### Material for this task
::::

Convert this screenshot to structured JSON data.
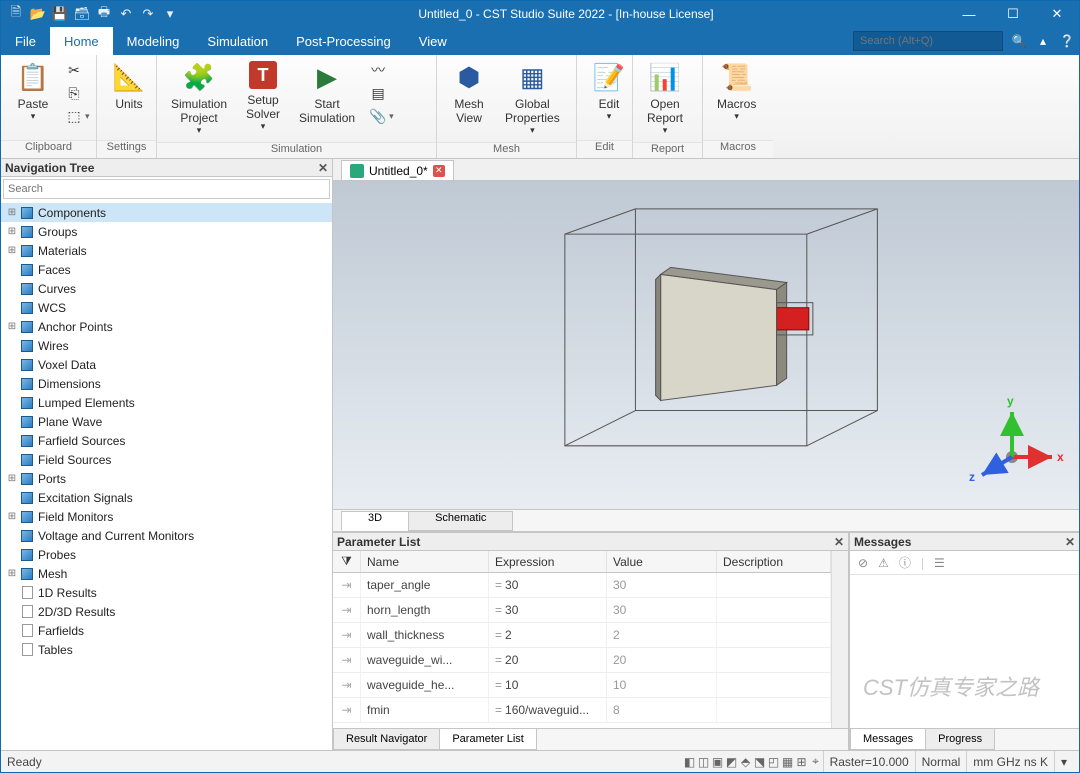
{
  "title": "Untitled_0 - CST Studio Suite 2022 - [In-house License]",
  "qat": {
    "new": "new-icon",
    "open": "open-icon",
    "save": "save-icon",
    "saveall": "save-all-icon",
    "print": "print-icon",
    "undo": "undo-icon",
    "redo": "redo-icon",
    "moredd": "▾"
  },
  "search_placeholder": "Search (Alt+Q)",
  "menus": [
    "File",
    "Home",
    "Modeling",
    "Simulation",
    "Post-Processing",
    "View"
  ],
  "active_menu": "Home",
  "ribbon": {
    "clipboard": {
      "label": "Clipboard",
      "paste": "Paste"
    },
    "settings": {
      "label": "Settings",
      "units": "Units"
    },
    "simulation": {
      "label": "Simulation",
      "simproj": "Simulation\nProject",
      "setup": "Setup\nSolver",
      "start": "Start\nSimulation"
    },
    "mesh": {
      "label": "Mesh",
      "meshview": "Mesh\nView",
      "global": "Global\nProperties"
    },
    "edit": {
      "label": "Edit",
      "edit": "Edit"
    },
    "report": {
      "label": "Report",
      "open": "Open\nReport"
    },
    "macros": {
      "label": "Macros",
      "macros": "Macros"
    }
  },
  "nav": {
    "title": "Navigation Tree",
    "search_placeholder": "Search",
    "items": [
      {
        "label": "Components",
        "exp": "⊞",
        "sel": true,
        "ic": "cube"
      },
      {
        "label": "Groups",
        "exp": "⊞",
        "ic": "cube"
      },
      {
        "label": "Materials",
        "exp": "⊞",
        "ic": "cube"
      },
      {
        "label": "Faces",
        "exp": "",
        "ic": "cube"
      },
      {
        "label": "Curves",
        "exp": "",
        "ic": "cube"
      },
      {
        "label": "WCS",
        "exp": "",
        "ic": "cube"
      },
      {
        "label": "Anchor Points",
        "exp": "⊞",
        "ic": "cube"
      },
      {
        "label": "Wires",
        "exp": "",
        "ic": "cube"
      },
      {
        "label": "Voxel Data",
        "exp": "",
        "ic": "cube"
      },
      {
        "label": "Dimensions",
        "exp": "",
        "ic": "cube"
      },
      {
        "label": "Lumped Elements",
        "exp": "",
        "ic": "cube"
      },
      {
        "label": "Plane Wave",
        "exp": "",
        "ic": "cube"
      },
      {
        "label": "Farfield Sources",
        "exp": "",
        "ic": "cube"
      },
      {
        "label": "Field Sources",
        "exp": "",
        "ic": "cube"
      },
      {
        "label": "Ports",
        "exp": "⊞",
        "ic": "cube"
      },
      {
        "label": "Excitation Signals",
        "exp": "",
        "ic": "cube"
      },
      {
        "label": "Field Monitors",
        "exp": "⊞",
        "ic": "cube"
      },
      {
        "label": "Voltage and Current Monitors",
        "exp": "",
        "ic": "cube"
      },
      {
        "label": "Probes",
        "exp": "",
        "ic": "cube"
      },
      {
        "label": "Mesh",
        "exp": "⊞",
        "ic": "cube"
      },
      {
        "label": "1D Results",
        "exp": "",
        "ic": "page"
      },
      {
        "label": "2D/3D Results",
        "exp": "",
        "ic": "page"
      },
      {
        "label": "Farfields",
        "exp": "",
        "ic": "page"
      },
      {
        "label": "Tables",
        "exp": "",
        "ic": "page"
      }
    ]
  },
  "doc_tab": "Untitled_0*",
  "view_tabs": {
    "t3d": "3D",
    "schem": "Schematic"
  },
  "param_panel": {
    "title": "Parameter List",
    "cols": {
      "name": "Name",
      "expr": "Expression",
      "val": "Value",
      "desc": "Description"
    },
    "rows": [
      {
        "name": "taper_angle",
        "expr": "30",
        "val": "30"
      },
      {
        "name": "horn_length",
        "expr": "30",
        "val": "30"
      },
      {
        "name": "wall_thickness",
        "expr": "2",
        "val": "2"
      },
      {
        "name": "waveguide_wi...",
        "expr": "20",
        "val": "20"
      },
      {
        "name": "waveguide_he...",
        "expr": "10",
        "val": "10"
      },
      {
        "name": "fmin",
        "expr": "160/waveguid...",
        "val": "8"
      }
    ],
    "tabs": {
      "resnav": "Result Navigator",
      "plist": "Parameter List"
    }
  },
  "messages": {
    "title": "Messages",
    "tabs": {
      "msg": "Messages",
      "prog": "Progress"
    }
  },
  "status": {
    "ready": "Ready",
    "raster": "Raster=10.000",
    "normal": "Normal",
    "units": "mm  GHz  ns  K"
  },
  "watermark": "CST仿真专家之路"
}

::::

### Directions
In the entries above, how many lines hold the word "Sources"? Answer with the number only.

### Finished task
2